In 1809 Morris married Ann Cary Randolph, a sister of TJ’s son-in-law Thomas Mann Randolph.
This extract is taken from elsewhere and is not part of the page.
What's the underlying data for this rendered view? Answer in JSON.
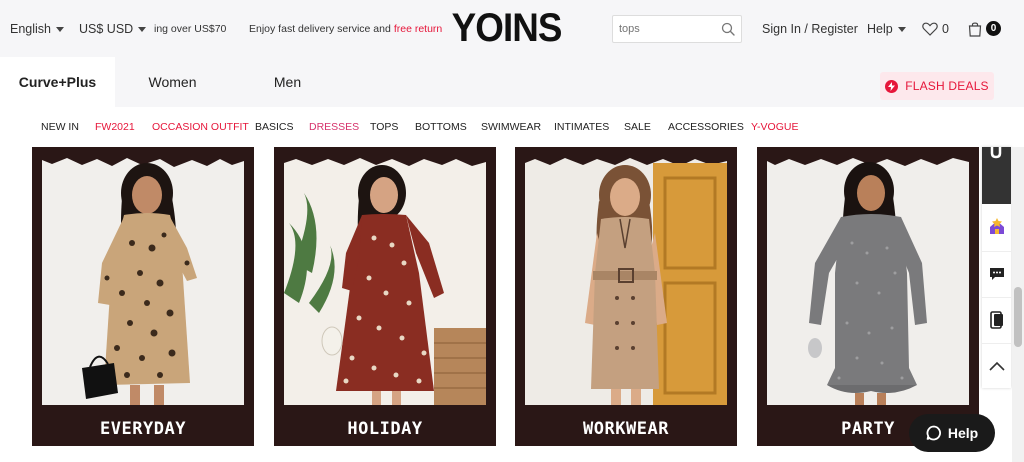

No letter of mrs morris’s to TJ from this period has been found, and none is recorded in SJL. She may have written instead to her brother or his wife. belle saison: “beautiful season; summer.”
- aging; TJ on his own search
- Jefferson, Thomas; Health; aging search
- Jefferson, Thomas; Health; good health of search
- Jefferson, Thomas; Opinions on; aging search
- Morris, Ann Cary Randolph (Gouverneur Morris’s wife; Martha Jefferson Randolph’s sister-in-law); marriage of search
- Morris, Ann Cary Randolph (Gouverneur Morris’s wife; Martha Jefferson Randolph’s sister-in-law); plans visit to Va. search
- Morris, Ann Cary Randolph (Gouverneur Morris’s wife; Martha Jefferson Randolph’s sister-in-law); TJ sends greetings to search
- Morris, Gouverneur; identified search
- Morris, Gouverneur; letter to search
- Morris, Gouverneur; marriage of search
- Morris, Gouverneur; plans visit to Va. search
- Poplar Forest (TJ’s Bedford Co. estate); TJ plans visit to search
- Randolph, Martha Jefferson (Patsy; TJ’s daughter; Thomas Mann Randolph’s wife); as hostess at Monticello search
- Randolph, Martha Jefferson (Patsy; TJ’s daughter; Thomas Mann Randolph’s wife); children of search
- roads; in Va. search
- Virginia; roads in search
- weather; cold search